October 29, 2009
October 16, 2009
Renew the Legacy of John Brown
If the task of the nineteenth century was to overthrow slavery, and the task of the twentieth century was to end legal segregation, the key to solving this country's problems in the twenty-first century is to abolish the white race as a social category - in other words, eradicate white supremacy entirely.
John Brown represents the abolitionist cause. Nominally white, he made war against slavery, working closely with black people. Those who think it saner to collaborate with evil than to resist it have labeled him a madman, but it was not for his madness that he was hanged; no, it was for obeying the biblical injunction to remember them that are in bonds as bound with them. For those who suffer directly from white supremacy, John Brown is a high point in a centuries-long history of resistance; for so-called whites he is the hope that they can step outside of their color and take part in building a new human community.
John Brown's body lies a-mould'rin' in the grave, but his soul calls out to the living. He is buried alongside family members and comrades-at-arms near North Elba, New York, in the beautiful Adirondack Mountains, which he often said had been placed there to serve the emancipation of the American slave.

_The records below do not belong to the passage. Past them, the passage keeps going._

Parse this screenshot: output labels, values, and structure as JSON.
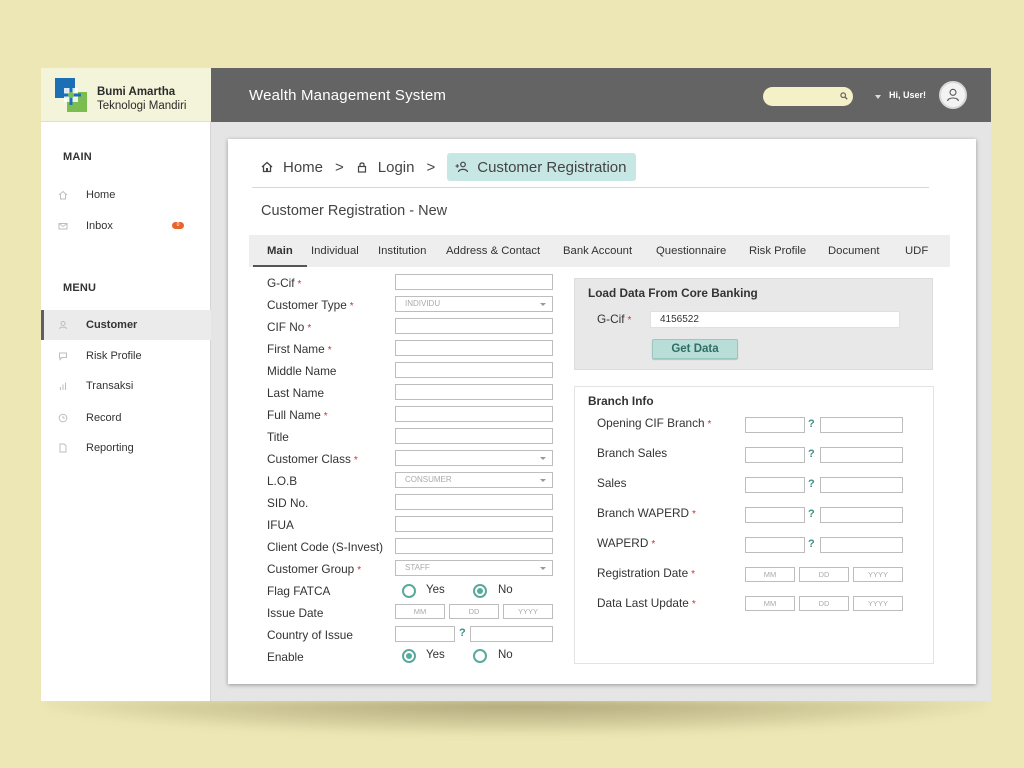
{
  "brand": {
    "line1": "Bumi Amartha",
    "line2": "Teknologi Mandiri"
  },
  "sidebar": {
    "main_section": "MAIN",
    "menu_section": "MENU",
    "main_items": [
      {
        "label": "Home",
        "icon": "home-icon"
      },
      {
        "label": "Inbox",
        "icon": "mail-icon",
        "badge": "0"
      }
    ],
    "menu_items": [
      {
        "label": "Customer",
        "icon": "user-icon",
        "active": true
      },
      {
        "label": "Risk Profile",
        "icon": "chat-icon"
      },
      {
        "label": "Transaksi",
        "icon": "bars-icon"
      },
      {
        "label": "Record",
        "icon": "clock-icon"
      },
      {
        "label": "Reporting",
        "icon": "document-icon"
      }
    ]
  },
  "header": {
    "title": "Wealth Management System",
    "greeting": "Hi, User!",
    "search_placeholder": ""
  },
  "breadcrumb": {
    "home": "Home",
    "sep": ">",
    "login": "Login",
    "current": "Customer Registration"
  },
  "page_title": "Customer Registration - New",
  "tabs": [
    "Main",
    "Individual",
    "Institution",
    "Address & Contact",
    "Bank Account",
    "Questionnaire",
    "Risk Profile",
    "Document",
    "UDF"
  ],
  "form": {
    "required_mark": "*",
    "labels": {
      "gcif": "G-Cif",
      "customer_type": "Customer Type",
      "cif_no": "CIF No",
      "first_name": "First Name",
      "middle_name": "Middle Name",
      "last_name": "Last Name",
      "full_name": "Full Name",
      "title": "Title",
      "customer_class": "Customer Class",
      "lob": "L.O.B",
      "sid_no": "SID No.",
      "ifua": "IFUA",
      "client_code": "Client Code (S-Invest)",
      "customer_group": "Customer Group",
      "flag_fatca": "Flag FATCA",
      "issue_date": "Issue Date",
      "country_of_issue": "Country of Issue",
      "enable": "Enable"
    },
    "customer_type_value": "INDIVIDU",
    "lob_value": "CONSUMER",
    "customer_group_value": "STAFF",
    "date_placeholders": {
      "mm": "MM",
      "dd": "DD",
      "yyyy": "YYYY"
    },
    "yes": "Yes",
    "no": "No",
    "help": "?",
    "fatca_selected": "No",
    "enable_selected": "Yes"
  },
  "load_panel": {
    "title": "Load Data From Core Banking",
    "gcif_label": "G-Cif",
    "gcif_value": "4156522",
    "button": "Get Data"
  },
  "branch_panel": {
    "title": "Branch Info",
    "labels": {
      "opening_cif_branch": "Opening CIF Branch",
      "branch_sales": "Branch Sales",
      "sales": "Sales",
      "branch_waperd": "Branch WAPERD",
      "waperd": "WAPERD",
      "registration_date": "Registration Date",
      "data_last_update": "Data Last Update"
    }
  },
  "colors": {
    "accent": "#5aa99d",
    "header_bg": "#646464",
    "page_bg": "#ede7b5",
    "required": "#d9302b",
    "badge": "#e8642c"
  }
}
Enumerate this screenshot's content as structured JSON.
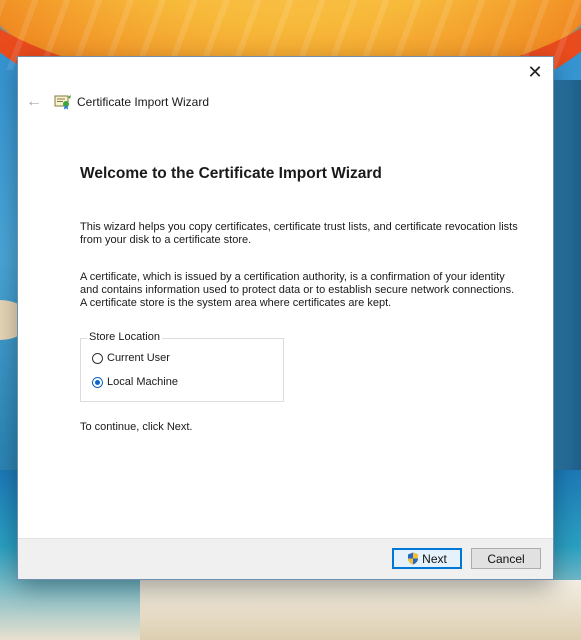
{
  "dialog": {
    "close_symbol": "✕",
    "back_symbol": "←",
    "title": "Certificate Import Wizard",
    "heading": "Welcome to the Certificate Import Wizard",
    "paragraph1": "This wizard helps you copy certificates, certificate trust lists, and certificate revocation lists from your disk to a certificate store.",
    "paragraph2": "A certificate, which is issued by a certification authority, is a confirmation of your identity and contains information used to protect data or to establish secure network connections. A certificate store is the system area where certificates are kept.",
    "store_location": {
      "legend": "Store Location",
      "options": [
        {
          "label": "Current User",
          "checked": false
        },
        {
          "label": "Local Machine",
          "checked": true
        }
      ]
    },
    "continue_text": "To continue, click Next.",
    "buttons": {
      "next": "Next",
      "cancel": "Cancel"
    }
  },
  "colors": {
    "accent": "#0078d7",
    "radio_selected": "#0a64c8",
    "footer_bg": "#f0f0f0"
  },
  "icons": {
    "back": "back-arrow-icon",
    "certificate": "certificate-icon",
    "shield": "uac-shield-icon",
    "close": "close-icon"
  }
}
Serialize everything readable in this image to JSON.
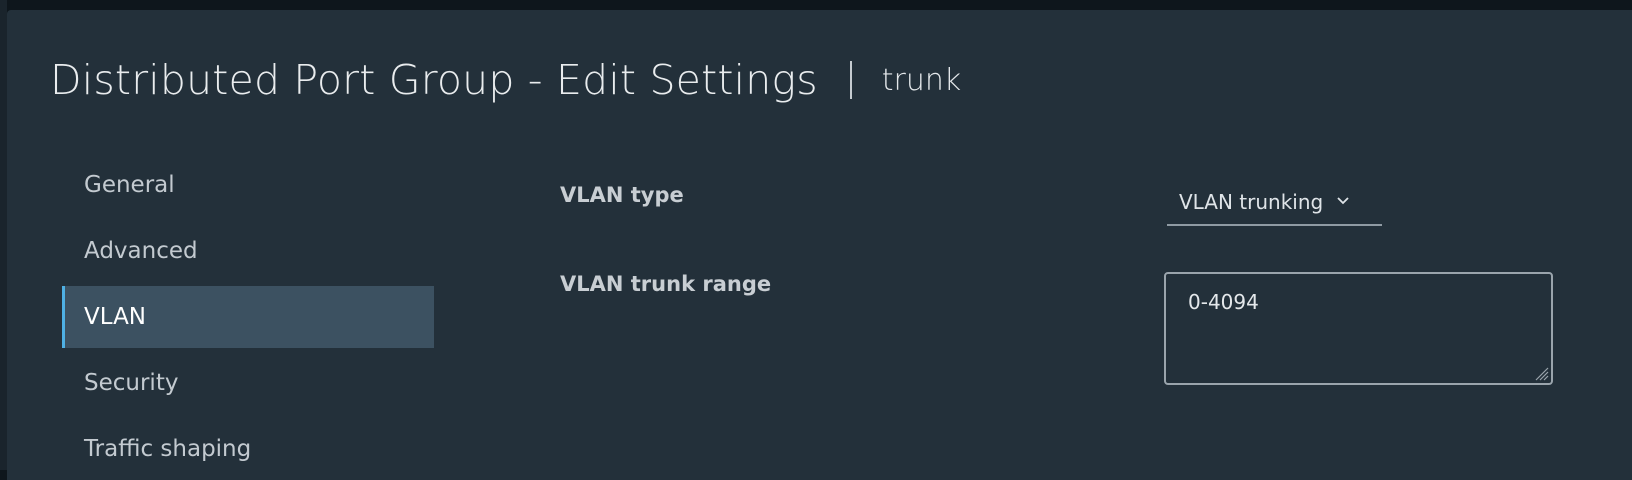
{
  "dialog": {
    "title": "Distributed Port Group - Edit Settings",
    "subtitle": "trunk"
  },
  "nav": {
    "items": [
      {
        "label": "General",
        "active": false
      },
      {
        "label": "Advanced",
        "active": false
      },
      {
        "label": "VLAN",
        "active": true
      },
      {
        "label": "Security",
        "active": false
      },
      {
        "label": "Traffic shaping",
        "active": false
      }
    ]
  },
  "form": {
    "vlan_type_label": "VLAN type",
    "vlan_type_value": "VLAN trunking",
    "trunk_range_label": "VLAN trunk range",
    "trunk_range_value": "0-4094"
  },
  "icons": {
    "dropdown": "chevron-down-icon",
    "resize": "resize-handle-icon"
  },
  "colors": {
    "background": "#23303a",
    "nav_active_bg": "#3c5161",
    "nav_active_accent": "#4fb0e4"
  }
}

For many years African Americans and others celebrated May 9th, the anniversary of his birth, by gathering at his gravesite. We call upon those who share the vision of a country without racial walls to join hands there in 1999 (his one hundred and ninety-ninth year) to honor his memory and the memory of the others, black and white, who fought alongside him, and to rededicate ourselves to the fulfillment of the tasks for which they laid down their lives.
Russell Banks, Derrick Bell, John Bracey, Robin D.G. Kelley, Martin Espada, Herbert Hill, Barbara Kingsolver, Toni Morrison, Theresa Perry, Ishmael Reed, David Roediger, Sapphire, Pete Seeger, Dorothy Sterling, Cornel West, Howard Zinn, and the editors of RACE TRAITOR.
October 7, 2009
"Not once does it make use of the time-honoured traditions of conventional science fiction. Creating its own conventions from scratch, it triumphantly succeeds where science fiction invariably fails."
October 6, 2009
Rilke, who had described the same phenomenon in the episode of the coverlet from Notebooks of Malte Laurids Brigge, observed, with a revealing expression, that the ‘relations of men and things have created confusion in the latter’. The bad human conscience with respect to commodified objects is expressed in the mise-en-scène of this phantasmagorical conspiracy. The degeneration implicit in the transformation of the artisanal object into the mass-produced article is constantly manifest to modern man in the loss of his own self-possession with respect to things. The degradation of objects is matched by human clumsiness, that is, the fear of their possible revenge . . ."
—Giorgio Agamben, Stanzas: Word and Phantasm in Western Culture (1977)
October 1, 2009
When I read that one of my favorite publications, the ineffably weird and wonderful Sein und Werden, was planning an upcoming issue on the theme of “All Things Move Towards Their End,” I thought to myself, “Gosh, I have the perfect story for that!” (Actually what I thought was “Jesus fuck!” but I like to avoid profanity on my blog).
My story, “The Scythian Idol,” I had an enormous fondness for, not least because in it I thought I had come closer than in any of my other works to the ideal of “lightness” that Italo Calvino speaks of so eloquently in his Six Memos for the Next Millennium. I sent it to many publications, only to see its splendid fleetness waved off time and again by heavy editorial hands. But I kept faith, and finally Neddal Ayad, one of the guest editors (along with Nicole Votta) of the “All Things Move Towards Their End” issue, sent me a note which indicated, in a few pithy words, his intelligence, taste, wit, aesthetic acumen, discerning eye, good looks, and courage. In short, he accepted the story, and I can think of no better place for it, at least on this terrestrial plane, where
In this issue my humble story has the privilege of the following company:
(Thanks are also due to Rachel Kendall.)